> ABOUT THIS EXERCISE
Copy each entry as written.

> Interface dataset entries
________________
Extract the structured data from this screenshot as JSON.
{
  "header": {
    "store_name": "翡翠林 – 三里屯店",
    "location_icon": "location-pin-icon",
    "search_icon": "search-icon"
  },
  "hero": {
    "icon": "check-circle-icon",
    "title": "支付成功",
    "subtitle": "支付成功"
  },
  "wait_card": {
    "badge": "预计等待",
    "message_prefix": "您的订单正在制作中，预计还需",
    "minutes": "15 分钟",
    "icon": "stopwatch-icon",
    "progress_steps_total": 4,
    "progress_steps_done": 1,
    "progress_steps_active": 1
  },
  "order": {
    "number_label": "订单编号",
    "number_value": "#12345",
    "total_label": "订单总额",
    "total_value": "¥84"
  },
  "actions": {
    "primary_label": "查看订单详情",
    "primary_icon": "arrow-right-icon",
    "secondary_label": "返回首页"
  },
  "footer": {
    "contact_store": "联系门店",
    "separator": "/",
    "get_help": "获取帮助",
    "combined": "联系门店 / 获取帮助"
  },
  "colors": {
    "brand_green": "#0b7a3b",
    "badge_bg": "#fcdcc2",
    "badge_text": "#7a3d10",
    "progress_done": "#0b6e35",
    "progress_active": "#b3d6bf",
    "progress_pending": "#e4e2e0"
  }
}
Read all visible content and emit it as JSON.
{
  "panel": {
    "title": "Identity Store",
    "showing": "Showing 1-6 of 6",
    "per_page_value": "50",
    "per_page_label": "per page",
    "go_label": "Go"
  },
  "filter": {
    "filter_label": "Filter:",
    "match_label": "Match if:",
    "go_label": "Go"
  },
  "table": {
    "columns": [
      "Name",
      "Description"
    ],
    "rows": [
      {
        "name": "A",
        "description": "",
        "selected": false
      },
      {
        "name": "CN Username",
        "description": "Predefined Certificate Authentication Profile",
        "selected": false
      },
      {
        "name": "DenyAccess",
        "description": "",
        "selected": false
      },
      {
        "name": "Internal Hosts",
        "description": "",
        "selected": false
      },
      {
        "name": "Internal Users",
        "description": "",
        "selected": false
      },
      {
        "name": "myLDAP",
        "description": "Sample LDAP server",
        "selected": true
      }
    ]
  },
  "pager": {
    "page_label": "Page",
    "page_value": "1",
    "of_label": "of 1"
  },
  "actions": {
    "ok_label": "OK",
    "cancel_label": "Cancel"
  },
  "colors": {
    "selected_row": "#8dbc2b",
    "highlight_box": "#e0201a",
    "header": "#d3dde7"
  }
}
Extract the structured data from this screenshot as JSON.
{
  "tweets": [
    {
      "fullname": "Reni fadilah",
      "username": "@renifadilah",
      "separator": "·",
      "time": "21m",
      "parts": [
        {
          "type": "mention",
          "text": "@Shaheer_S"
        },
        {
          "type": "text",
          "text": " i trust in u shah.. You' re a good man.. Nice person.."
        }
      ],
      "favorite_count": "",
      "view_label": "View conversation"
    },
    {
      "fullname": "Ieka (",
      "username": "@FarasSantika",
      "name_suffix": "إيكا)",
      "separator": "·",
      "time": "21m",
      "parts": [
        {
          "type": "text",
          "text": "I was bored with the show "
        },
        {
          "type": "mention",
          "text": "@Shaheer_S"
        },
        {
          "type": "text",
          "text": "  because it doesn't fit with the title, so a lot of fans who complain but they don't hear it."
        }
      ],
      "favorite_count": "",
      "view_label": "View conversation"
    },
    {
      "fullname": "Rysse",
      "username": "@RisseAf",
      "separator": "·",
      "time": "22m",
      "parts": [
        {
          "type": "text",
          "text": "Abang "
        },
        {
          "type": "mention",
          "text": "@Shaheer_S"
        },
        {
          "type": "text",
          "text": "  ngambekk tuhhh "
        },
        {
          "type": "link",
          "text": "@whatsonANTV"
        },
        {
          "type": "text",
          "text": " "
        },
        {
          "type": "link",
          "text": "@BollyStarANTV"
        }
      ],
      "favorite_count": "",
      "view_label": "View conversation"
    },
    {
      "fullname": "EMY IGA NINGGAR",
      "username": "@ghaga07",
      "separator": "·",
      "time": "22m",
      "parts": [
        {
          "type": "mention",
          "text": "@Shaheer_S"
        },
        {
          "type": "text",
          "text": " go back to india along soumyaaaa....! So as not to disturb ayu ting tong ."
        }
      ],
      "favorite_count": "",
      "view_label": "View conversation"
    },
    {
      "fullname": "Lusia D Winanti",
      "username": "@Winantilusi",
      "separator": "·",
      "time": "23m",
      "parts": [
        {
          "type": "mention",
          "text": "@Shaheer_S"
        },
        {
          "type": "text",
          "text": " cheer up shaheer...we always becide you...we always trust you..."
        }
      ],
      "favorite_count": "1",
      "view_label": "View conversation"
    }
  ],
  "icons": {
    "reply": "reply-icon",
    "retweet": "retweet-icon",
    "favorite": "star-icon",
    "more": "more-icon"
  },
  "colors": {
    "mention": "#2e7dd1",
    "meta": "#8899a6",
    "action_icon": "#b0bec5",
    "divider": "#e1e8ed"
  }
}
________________
> TASK RESPONSE
Extract the structured data from this screenshot as JSON.
{
  "header": {
    "store_name": "翡翠林 – 三里屯店",
    "location_icon": "location-pin-icon",
    "search_icon": "search-icon"
  },
  "hero": {
    "icon": "check-circle-icon",
    "title": "支付成功",
    "subtitle": "支付成功"
  },
  "wait_card": {
    "badge": "预计等待",
    "message_prefix": "您的订单正在制作中，预计还需",
    "minutes": "15 分钟",
    "icon": "stopwatch-icon",
    "progress_steps_total": 4,
    "progress_steps_done": 1,
    "progress_steps_active": 1
  },
  "order": {
    "number_label": "订单编号",
    "number_value": "#12345",
    "total_label": "订单总额",
    "total_value": "¥84"
  },
  "actions": {
    "primary_label": "查看订单详情",
    "primary_icon": "arrow-right-icon",
    "secondary_label": "返回首页"
  },
  "footer": {
    "contact_store": "联系门店",
    "separator": "/",
    "get_help": "获取帮助",
    "combined": "联系门店 / 获取帮助"
  },
  "colors": {
    "brand_green": "#0b7a3b",
    "badge_bg": "#fcdcc2",
    "badge_text": "#7a3d10",
    "progress_done": "#0b6e35",
    "progress_active": "#b3d6bf",
    "progress_pending": "#e4e2e0"
  }
}
Read all visible content and emit it as JSON.
{
  "panel": {
    "title": "Identity Store",
    "showing": "Showing 1-6 of 6",
    "per_page_value": "50",
    "per_page_label": "per page",
    "go_label": "Go"
  },
  "filter": {
    "filter_label": "Filter:",
    "match_label": "Match if:",
    "go_label": "Go"
  },
  "table": {
    "columns": [
      "Name",
      "Description"
    ],
    "rows": [
      {
        "name": "A",
        "description": "",
        "selected": false
      },
      {
        "name": "CN Username",
        "description": "Predefined Certificate Authentication Profile",
        "selected": false
      },
      {
        "name": "DenyAccess",
        "description": "",
        "selected": false
      },
      {
        "name": "Internal Hosts",
        "description": "",
        "selected": false
      },
      {
        "name": "Internal Users",
        "description": "",
        "selected": false
      },
      {
        "name": "myLDAP",
        "description": "Sample LDAP server",
        "selected": true
      }
    ]
  },
  "pager": {
    "page_label": "Page",
    "page_value": "1",
    "of_label": "of 1"
  },
  "actions": {
    "ok_label": "OK",
    "cancel_label": "Cancel"
  },
  "colors": {
    "selected_row": "#8dbc2b",
    "highlight_box": "#e0201a",
    "header": "#d3dde7"
  }
}
Extract the structured data from this screenshot as JSON.
{
  "tweets": [
    {
      "fullname": "Reni fadilah",
      "username": "@renifadilah",
      "separator": "·",
      "time": "21m",
      "parts": [
        {
          "type": "mention",
          "text": "@Shaheer_S"
        },
        {
          "type": "text",
          "text": " i trust in u shah.. You' re a good man.. Nice person.."
        }
      ],
      "favorite_count": "",
      "view_label": "View conversation"
    },
    {
      "fullname": "Ieka (",
      "username": "@FarasSantika",
      "name_suffix": "إيكا)",
      "separator": "·",
      "time": "21m",
      "parts": [
        {
          "type": "text",
          "text": "I was bored with the show "
        },
        {
          "type": "mention",
          "text": "@Shaheer_S"
        },
        {
          "type": "text",
          "text": "  because it doesn't fit with the title, so a lot of fans who complain but they don't hear it."
        }
      ],
      "favorite_count": "",
      "view_label": "View conversation"
    },
    {
      "fullname": "Rysse",
      "username": "@RisseAf",
      "separator": "·",
      "time": "22m",
      "parts": [
        {
          "type": "text",
          "text": "Abang "
        },
        {
          "type": "mention",
          "text": "@Shaheer_S"
        },
        {
          "type": "text",
          "text": "  ngambekk tuhhh "
        },
        {
          "type": "link",
          "text": "@whatsonANTV"
        },
        {
          "type": "text",
          "text": " "
        },
        {
          "type": "link",
          "text": "@BollyStarANTV"
        }
      ],
      "favorite_count": "",
      "view_label": "View conversation"
    },
    {
      "fullname": "EMY IGA NINGGAR",
      "username": "@ghaga07",
      "separator": "·",
      "time": "22m",
      "parts": [
        {
          "type": "mention",
          "text": "@Shaheer_S"
        },
        {
          "type": "text",
          "text": " go back to india along soumyaaaa....! So as not to disturb ayu ting tong ."
        }
      ],
      "favorite_count": "",
      "view_label": "View conversation"
    },
    {
      "fullname": "Lusia D Winanti",
      "username": "@Winantilusi",
      "separator": "·",
      "time": "23m",
      "parts": [
        {
          "type": "mention",
          "text": "@Shaheer_S"
        },
        {
          "type": "text",
          "text": " cheer up shaheer...we always becide you...we always trust you..."
        }
      ],
      "favorite_count": "1",
      "view_label": "View conversation"
    }
  ],
  "icons": {
    "reply": "reply-icon",
    "retweet": "retweet-icon",
    "favorite": "star-icon",
    "more": "more-icon"
  },
  "colors": {
    "mention": "#2e7dd1",
    "meta": "#8899a6",
    "action_icon": "#b0bec5",
    "divider": "#e1e8ed"
  }
}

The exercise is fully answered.